(Instructions to follow)
Look through the material below for "description". Copy every line that contains it.

(Information provided)
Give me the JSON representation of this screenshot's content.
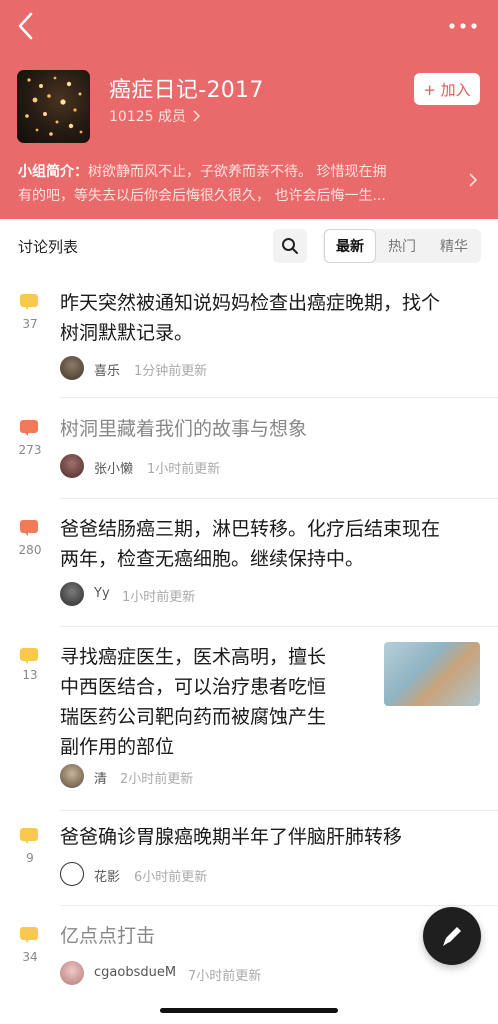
{
  "header": {
    "back_icon": "chevron-left-icon",
    "more_icon": "more-horizontal-icon",
    "group_name": "癌症日记-2017",
    "member_count": "10125 成员",
    "join_label": "+ 加入",
    "intro_label": "小组简介：",
    "intro_line1": "树欲静而风不止，子欲养而亲不待。 珍惜现在拥",
    "intro_line2": "有的吧，等失去以后你会后悔很久很久，  也许会后悔一生...",
    "background_color": "#e86a6a"
  },
  "toolbar": {
    "list_title": "讨论列表",
    "search_icon": "search-icon",
    "tabs": [
      {
        "label": "最新",
        "active": true
      },
      {
        "label": "热门",
        "active": false
      },
      {
        "label": "精华",
        "active": false
      }
    ]
  },
  "posts": [
    {
      "count": "37",
      "title_lines": [
        "昨天突然被通知说妈妈检查出癌症晚期，找个",
        "树洞默默记录。"
      ],
      "author": "喜乐",
      "time": "1分钟前更新",
      "icon_color": "yellow",
      "read": false
    },
    {
      "count": "273",
      "title_lines": [
        "树洞里藏着我们的故事与想象"
      ],
      "author": "张小懒",
      "time": "1小时前更新",
      "icon_color": "orange",
      "read": true
    },
    {
      "count": "280",
      "title_lines": [
        "爸爸结肠癌三期，淋巴转移。化疗后结束现在",
        "两年，检查无癌细胞。继续保持中。"
      ],
      "author": "Yy",
      "time": "1小时前更新",
      "icon_color": "orange",
      "read": false
    },
    {
      "count": "13",
      "title_lines": [
        "寻找癌症医生，医术高明，擅长",
        "中西医结合，可以治疗患者吃恒",
        "瑞医药公司靶向药而被腐蚀产生",
        "副作用的部位"
      ],
      "author": "清",
      "time": "2小时前更新",
      "icon_color": "yellow",
      "read": false,
      "has_thumbnail": true
    },
    {
      "count": "9",
      "title_lines": [
        "爸爸确诊胃腺癌晚期半年了伴脑肝肺转移"
      ],
      "author": "花影",
      "time": "6小时前更新",
      "icon_color": "yellow",
      "read": false
    },
    {
      "count": "34",
      "title_lines": [
        "亿点点打击"
      ],
      "author": "cgaobsdueM",
      "time": "7小时前更新",
      "icon_color": "yellow",
      "read": true
    }
  ],
  "fab_icon": "pencil-icon"
}
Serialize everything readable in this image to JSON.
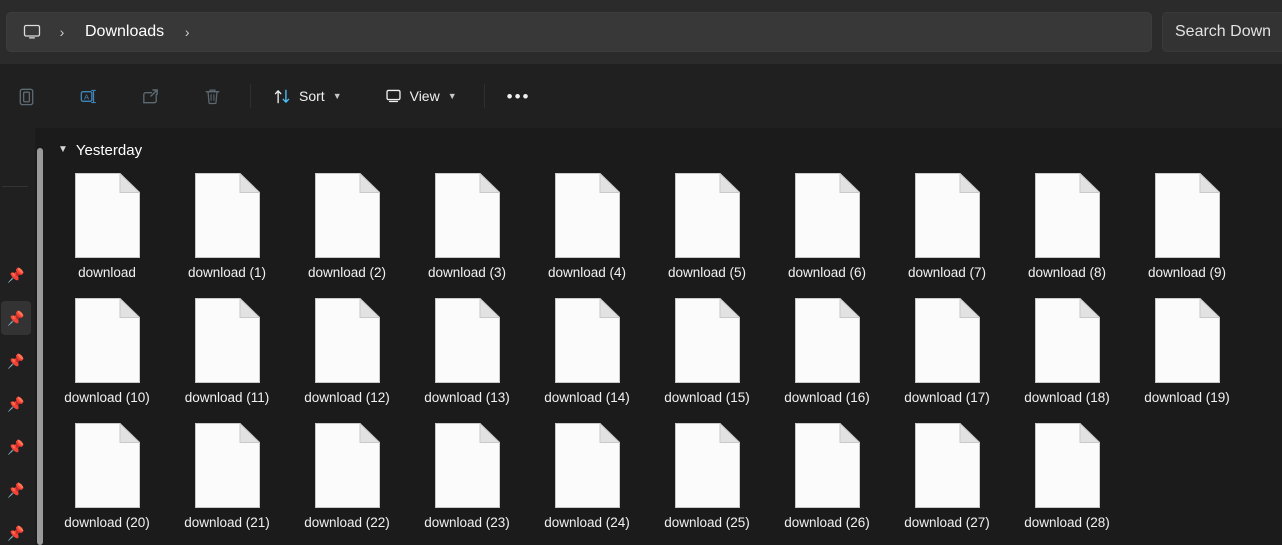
{
  "window": {
    "background": "#1b1b1b",
    "accent": "#4cc2ff"
  },
  "addressbar": {
    "home_icon": "monitor-icon",
    "separator": "›",
    "crumbs": [
      "Downloads"
    ],
    "trailing_separator": "›"
  },
  "search": {
    "placeholder": "Search Down",
    "value": ""
  },
  "toolbar": {
    "items": [
      {
        "name": "paste-button",
        "icon": "clipboard-paste-icon",
        "label": "",
        "chevron": false,
        "disabled": true
      },
      {
        "name": "rename-button",
        "icon": "rename-icon",
        "label": "",
        "chevron": false,
        "disabled": true
      },
      {
        "name": "share-button",
        "icon": "share-icon",
        "label": "",
        "chevron": false,
        "disabled": true
      },
      {
        "name": "delete-button",
        "icon": "trash-icon",
        "label": "",
        "chevron": false,
        "disabled": true
      }
    ],
    "sort": {
      "label": "Sort",
      "icon": "sort-arrows-icon",
      "chevron": "⌄"
    },
    "view": {
      "label": "View",
      "icon": "view-monitor-icon",
      "chevron": "⌄"
    },
    "more": {
      "label": "•••",
      "name": "see-more-button"
    }
  },
  "nav_rail": {
    "items": [
      {
        "icon": "pin-icon",
        "selected": false
      },
      {
        "icon": "pin-icon",
        "selected": true
      },
      {
        "icon": "pin-icon",
        "selected": false
      },
      {
        "icon": "pin-icon",
        "selected": false
      },
      {
        "icon": "pin-icon",
        "selected": false
      },
      {
        "icon": "pin-icon",
        "selected": false
      },
      {
        "icon": "pin-icon",
        "selected": false
      }
    ]
  },
  "content": {
    "group": {
      "chevron": "⌄",
      "title": "Yesterday"
    },
    "files": [
      {
        "name": "download",
        "icon": "document-icon"
      },
      {
        "name": "download (1)",
        "icon": "document-icon"
      },
      {
        "name": "download (2)",
        "icon": "document-icon"
      },
      {
        "name": "download (3)",
        "icon": "document-icon"
      },
      {
        "name": "download (4)",
        "icon": "document-icon"
      },
      {
        "name": "download (5)",
        "icon": "document-icon"
      },
      {
        "name": "download (6)",
        "icon": "document-icon"
      },
      {
        "name": "download (7)",
        "icon": "document-icon"
      },
      {
        "name": "download (8)",
        "icon": "document-icon"
      },
      {
        "name": "download (9)",
        "icon": "document-icon"
      },
      {
        "name": "download (10)",
        "icon": "document-icon"
      },
      {
        "name": "download (11)",
        "icon": "document-icon"
      },
      {
        "name": "download (12)",
        "icon": "document-icon"
      },
      {
        "name": "download (13)",
        "icon": "document-icon"
      },
      {
        "name": "download (14)",
        "icon": "document-icon"
      },
      {
        "name": "download (15)",
        "icon": "document-icon"
      },
      {
        "name": "download (16)",
        "icon": "document-icon"
      },
      {
        "name": "download (17)",
        "icon": "document-icon"
      },
      {
        "name": "download (18)",
        "icon": "document-icon"
      },
      {
        "name": "download (19)",
        "icon": "document-icon"
      },
      {
        "name": "download (20)",
        "icon": "document-icon"
      },
      {
        "name": "download (21)",
        "icon": "document-icon"
      },
      {
        "name": "download (22)",
        "icon": "document-icon"
      },
      {
        "name": "download (23)",
        "icon": "document-icon"
      },
      {
        "name": "download (24)",
        "icon": "document-icon"
      },
      {
        "name": "download (25)",
        "icon": "document-icon"
      },
      {
        "name": "download (26)",
        "icon": "document-icon"
      },
      {
        "name": "download (27)",
        "icon": "document-icon"
      },
      {
        "name": "download (28)",
        "icon": "document-icon"
      }
    ]
  }
}
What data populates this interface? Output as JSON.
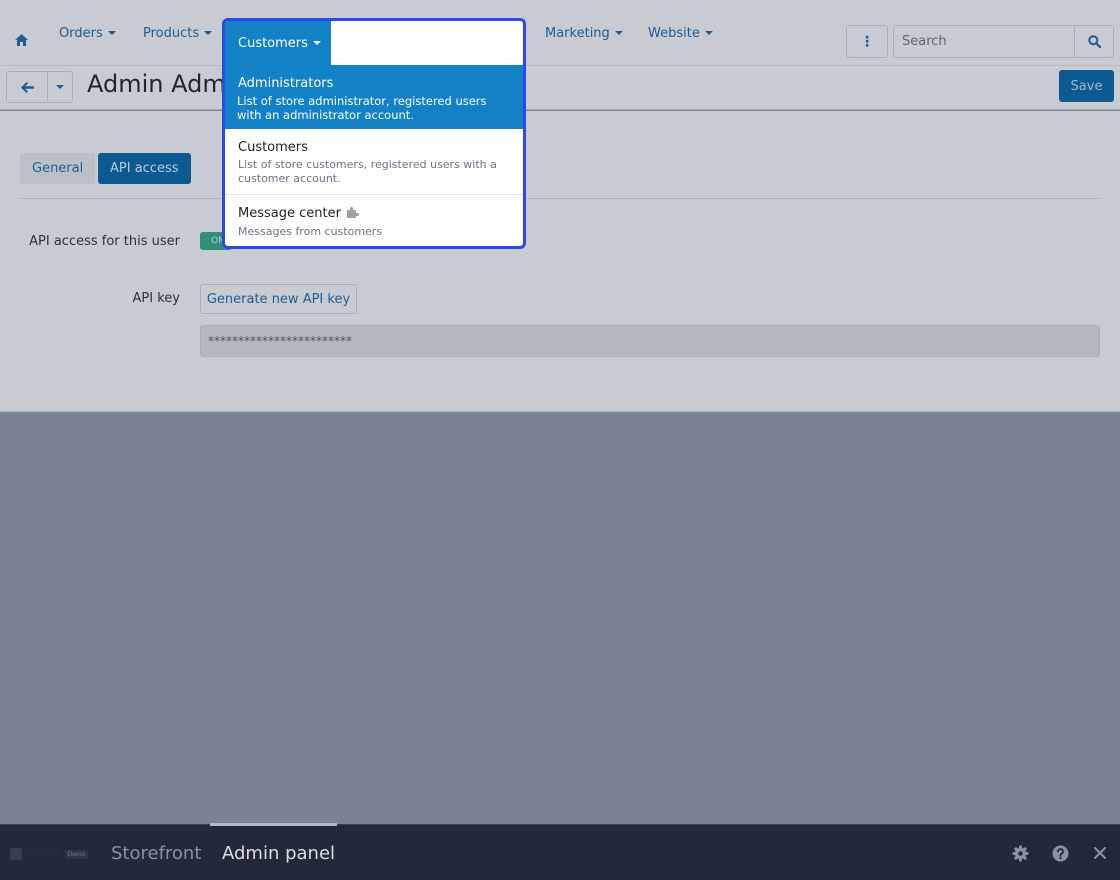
{
  "nav": {
    "items": [
      {
        "label": "Orders"
      },
      {
        "label": "Products"
      },
      {
        "label": "Marketing"
      },
      {
        "label": "Website"
      }
    ],
    "search_placeholder": "Search"
  },
  "titlebar": {
    "title": "Admin Admi",
    "save_label": "Save"
  },
  "tabs": [
    {
      "label": "General"
    },
    {
      "label": "API access"
    }
  ],
  "form": {
    "api_access_label": "API access for this user",
    "toggle_text": "ON",
    "api_key_label": "API key",
    "generate_button": "Generate new API key",
    "api_key_value": "************************"
  },
  "dropdown": {
    "header": "Customers",
    "items": [
      {
        "title": "Administrators",
        "description": "List of store administrator, registered users with an administrator account."
      },
      {
        "title": "Customers",
        "description": "List of store customers, registered users with a customer account."
      },
      {
        "title": "Message center",
        "description": "Messages from customers"
      }
    ]
  },
  "bottombar": {
    "logo_text": "cs-cart",
    "logo_badge": "Demo",
    "tabs": [
      {
        "label": "Storefront"
      },
      {
        "label": "Admin panel"
      }
    ]
  },
  "colors": {
    "accent": "#1281c6",
    "dropdown_outline": "#2b49e6",
    "toggle_on": "#2f8f7a"
  }
}
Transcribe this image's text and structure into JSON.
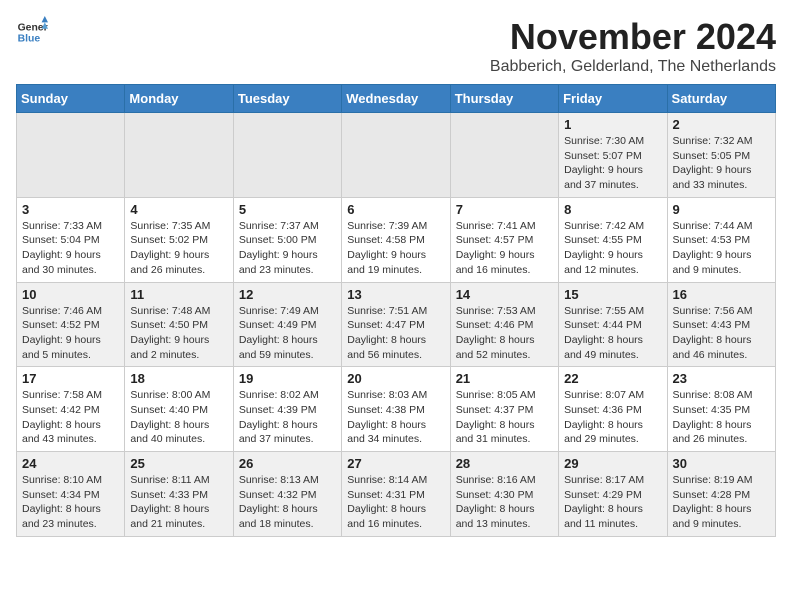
{
  "header": {
    "logo_general": "General",
    "logo_blue": "Blue",
    "month_title": "November 2024",
    "location": "Babberich, Gelderland, The Netherlands"
  },
  "weekdays": [
    "Sunday",
    "Monday",
    "Tuesday",
    "Wednesday",
    "Thursday",
    "Friday",
    "Saturday"
  ],
  "weeks": [
    [
      {
        "day": "",
        "info": ""
      },
      {
        "day": "",
        "info": ""
      },
      {
        "day": "",
        "info": ""
      },
      {
        "day": "",
        "info": ""
      },
      {
        "day": "",
        "info": ""
      },
      {
        "day": "1",
        "info": "Sunrise: 7:30 AM\nSunset: 5:07 PM\nDaylight: 9 hours and 37 minutes."
      },
      {
        "day": "2",
        "info": "Sunrise: 7:32 AM\nSunset: 5:05 PM\nDaylight: 9 hours and 33 minutes."
      }
    ],
    [
      {
        "day": "3",
        "info": "Sunrise: 7:33 AM\nSunset: 5:04 PM\nDaylight: 9 hours and 30 minutes."
      },
      {
        "day": "4",
        "info": "Sunrise: 7:35 AM\nSunset: 5:02 PM\nDaylight: 9 hours and 26 minutes."
      },
      {
        "day": "5",
        "info": "Sunrise: 7:37 AM\nSunset: 5:00 PM\nDaylight: 9 hours and 23 minutes."
      },
      {
        "day": "6",
        "info": "Sunrise: 7:39 AM\nSunset: 4:58 PM\nDaylight: 9 hours and 19 minutes."
      },
      {
        "day": "7",
        "info": "Sunrise: 7:41 AM\nSunset: 4:57 PM\nDaylight: 9 hours and 16 minutes."
      },
      {
        "day": "8",
        "info": "Sunrise: 7:42 AM\nSunset: 4:55 PM\nDaylight: 9 hours and 12 minutes."
      },
      {
        "day": "9",
        "info": "Sunrise: 7:44 AM\nSunset: 4:53 PM\nDaylight: 9 hours and 9 minutes."
      }
    ],
    [
      {
        "day": "10",
        "info": "Sunrise: 7:46 AM\nSunset: 4:52 PM\nDaylight: 9 hours and 5 minutes."
      },
      {
        "day": "11",
        "info": "Sunrise: 7:48 AM\nSunset: 4:50 PM\nDaylight: 9 hours and 2 minutes."
      },
      {
        "day": "12",
        "info": "Sunrise: 7:49 AM\nSunset: 4:49 PM\nDaylight: 8 hours and 59 minutes."
      },
      {
        "day": "13",
        "info": "Sunrise: 7:51 AM\nSunset: 4:47 PM\nDaylight: 8 hours and 56 minutes."
      },
      {
        "day": "14",
        "info": "Sunrise: 7:53 AM\nSunset: 4:46 PM\nDaylight: 8 hours and 52 minutes."
      },
      {
        "day": "15",
        "info": "Sunrise: 7:55 AM\nSunset: 4:44 PM\nDaylight: 8 hours and 49 minutes."
      },
      {
        "day": "16",
        "info": "Sunrise: 7:56 AM\nSunset: 4:43 PM\nDaylight: 8 hours and 46 minutes."
      }
    ],
    [
      {
        "day": "17",
        "info": "Sunrise: 7:58 AM\nSunset: 4:42 PM\nDaylight: 8 hours and 43 minutes."
      },
      {
        "day": "18",
        "info": "Sunrise: 8:00 AM\nSunset: 4:40 PM\nDaylight: 8 hours and 40 minutes."
      },
      {
        "day": "19",
        "info": "Sunrise: 8:02 AM\nSunset: 4:39 PM\nDaylight: 8 hours and 37 minutes."
      },
      {
        "day": "20",
        "info": "Sunrise: 8:03 AM\nSunset: 4:38 PM\nDaylight: 8 hours and 34 minutes."
      },
      {
        "day": "21",
        "info": "Sunrise: 8:05 AM\nSunset: 4:37 PM\nDaylight: 8 hours and 31 minutes."
      },
      {
        "day": "22",
        "info": "Sunrise: 8:07 AM\nSunset: 4:36 PM\nDaylight: 8 hours and 29 minutes."
      },
      {
        "day": "23",
        "info": "Sunrise: 8:08 AM\nSunset: 4:35 PM\nDaylight: 8 hours and 26 minutes."
      }
    ],
    [
      {
        "day": "24",
        "info": "Sunrise: 8:10 AM\nSunset: 4:34 PM\nDaylight: 8 hours and 23 minutes."
      },
      {
        "day": "25",
        "info": "Sunrise: 8:11 AM\nSunset: 4:33 PM\nDaylight: 8 hours and 21 minutes."
      },
      {
        "day": "26",
        "info": "Sunrise: 8:13 AM\nSunset: 4:32 PM\nDaylight: 8 hours and 18 minutes."
      },
      {
        "day": "27",
        "info": "Sunrise: 8:14 AM\nSunset: 4:31 PM\nDaylight: 8 hours and 16 minutes."
      },
      {
        "day": "28",
        "info": "Sunrise: 8:16 AM\nSunset: 4:30 PM\nDaylight: 8 hours and 13 minutes."
      },
      {
        "day": "29",
        "info": "Sunrise: 8:17 AM\nSunset: 4:29 PM\nDaylight: 8 hours and 11 minutes."
      },
      {
        "day": "30",
        "info": "Sunrise: 8:19 AM\nSunset: 4:28 PM\nDaylight: 8 hours and 9 minutes."
      }
    ]
  ]
}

(Answer space)
        "description": "List of store administrator, registered users with an administrator account."
        "description": "List of store customers, registered users with a customer account."
        "description": "Messages from customers"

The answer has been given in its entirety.